* What is expected *
Please find all lines containing "sobrietà" in the listing below and copy them.

BEGIN

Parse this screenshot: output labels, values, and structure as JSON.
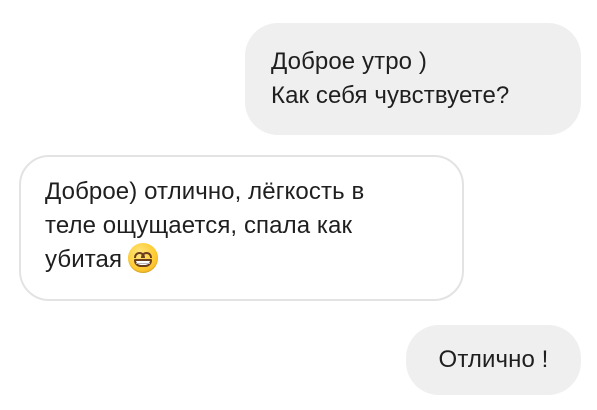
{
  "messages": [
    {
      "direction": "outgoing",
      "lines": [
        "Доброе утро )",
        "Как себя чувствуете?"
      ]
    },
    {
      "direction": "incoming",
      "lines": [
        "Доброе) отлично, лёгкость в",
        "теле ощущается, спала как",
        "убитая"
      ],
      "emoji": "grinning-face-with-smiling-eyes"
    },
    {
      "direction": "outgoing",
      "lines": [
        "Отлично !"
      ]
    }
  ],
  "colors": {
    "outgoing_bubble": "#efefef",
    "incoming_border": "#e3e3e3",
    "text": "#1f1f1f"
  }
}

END
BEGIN

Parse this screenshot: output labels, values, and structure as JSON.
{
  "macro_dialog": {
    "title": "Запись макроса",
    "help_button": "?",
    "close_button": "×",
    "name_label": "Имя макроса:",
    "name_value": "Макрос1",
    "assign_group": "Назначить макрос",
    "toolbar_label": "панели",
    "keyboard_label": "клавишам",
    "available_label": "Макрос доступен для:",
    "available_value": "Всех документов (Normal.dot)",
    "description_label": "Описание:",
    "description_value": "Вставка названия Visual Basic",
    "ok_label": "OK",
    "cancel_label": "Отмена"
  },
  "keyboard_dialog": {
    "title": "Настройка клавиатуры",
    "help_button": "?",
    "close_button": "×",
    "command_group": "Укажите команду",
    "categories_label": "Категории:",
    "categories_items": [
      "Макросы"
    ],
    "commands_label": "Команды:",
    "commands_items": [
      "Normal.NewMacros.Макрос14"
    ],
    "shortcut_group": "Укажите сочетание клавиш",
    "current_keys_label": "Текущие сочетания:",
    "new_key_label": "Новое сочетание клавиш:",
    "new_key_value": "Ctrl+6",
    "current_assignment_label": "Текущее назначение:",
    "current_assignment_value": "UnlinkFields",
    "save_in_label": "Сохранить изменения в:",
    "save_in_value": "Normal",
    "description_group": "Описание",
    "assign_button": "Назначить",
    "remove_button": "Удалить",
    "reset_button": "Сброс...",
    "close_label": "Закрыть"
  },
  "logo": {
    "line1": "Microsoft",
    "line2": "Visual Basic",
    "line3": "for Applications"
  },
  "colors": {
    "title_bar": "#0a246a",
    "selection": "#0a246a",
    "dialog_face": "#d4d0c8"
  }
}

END
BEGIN

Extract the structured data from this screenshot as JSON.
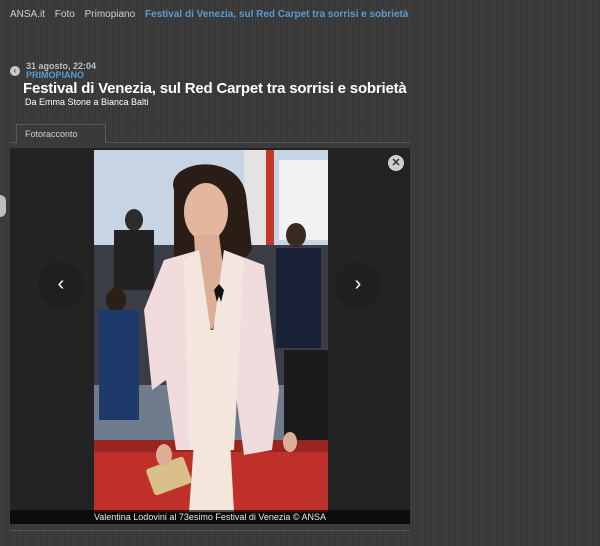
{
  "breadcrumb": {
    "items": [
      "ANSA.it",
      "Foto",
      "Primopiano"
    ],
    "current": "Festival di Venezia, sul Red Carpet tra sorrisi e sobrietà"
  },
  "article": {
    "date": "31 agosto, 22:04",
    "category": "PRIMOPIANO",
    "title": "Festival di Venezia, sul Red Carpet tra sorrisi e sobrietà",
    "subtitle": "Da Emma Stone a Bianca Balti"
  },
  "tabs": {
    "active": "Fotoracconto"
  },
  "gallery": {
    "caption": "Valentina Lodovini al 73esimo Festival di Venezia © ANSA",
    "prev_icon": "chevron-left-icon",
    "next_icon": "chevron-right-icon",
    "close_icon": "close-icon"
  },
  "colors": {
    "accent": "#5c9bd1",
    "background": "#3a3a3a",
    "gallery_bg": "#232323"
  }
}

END

* Solution for this task *
    "current": "Festival di Venezia, sul Red Carpet tra sorrisi e sobrietà"
    "title": "Festival di Venezia, sul Red Carpet tra sorrisi e sobrietà",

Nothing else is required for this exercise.